* Web page and app entries *

——

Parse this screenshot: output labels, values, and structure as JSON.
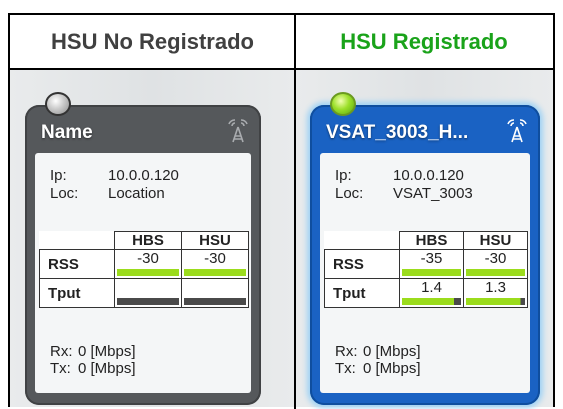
{
  "headers": {
    "left": "HSU No Registrado",
    "right": "HSU Registrado"
  },
  "cards": [
    {
      "status": "unregistered",
      "title": "Name",
      "ip_label": "Ip:",
      "ip": "10.0.0.120",
      "loc_label": "Loc:",
      "loc": "Location",
      "col_hbs": "HBS",
      "col_hsu": "HSU",
      "rss_label": "RSS",
      "rss_hbs": "-30",
      "rss_hsu": "-30",
      "tput_label": "Tput",
      "tput_hbs": "",
      "tput_hsu": "",
      "rx_label": "Rx:",
      "rx": "0 [Mbps]",
      "tx_label": "Tx:",
      "tx": "0 [Mbps]"
    },
    {
      "status": "registered",
      "title": "VSAT_3003_H...",
      "ip_label": "Ip:",
      "ip": "10.0.0.120",
      "loc_label": "Loc:",
      "loc": "VSAT_3003",
      "col_hbs": "HBS",
      "col_hsu": "HSU",
      "rss_label": "RSS",
      "rss_hbs": "-35",
      "rss_hsu": "-30",
      "tput_label": "Tput",
      "tput_hbs": "1.4",
      "tput_hsu": "1.3",
      "rx_label": "Rx:",
      "rx": "0 [Mbps]",
      "tx_label": "Tx:",
      "tx": "0 [Mbps]"
    }
  ],
  "colors": {
    "registered_header": "#1aa31a",
    "unregistered_header": "#404040",
    "card_gray": "#55585b",
    "card_blue": "#1a62c3",
    "signal_bar": "#9bdc1c"
  },
  "icons": [
    "status-led-off-icon",
    "status-led-on-icon",
    "antenna-icon"
  ]
}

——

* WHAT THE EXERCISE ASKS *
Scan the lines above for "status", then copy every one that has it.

* OUTPUT BELOW *
      "status": "unregistered",
      "status": "registered",
    "status-led-off-icon",
    "status-led-on-icon",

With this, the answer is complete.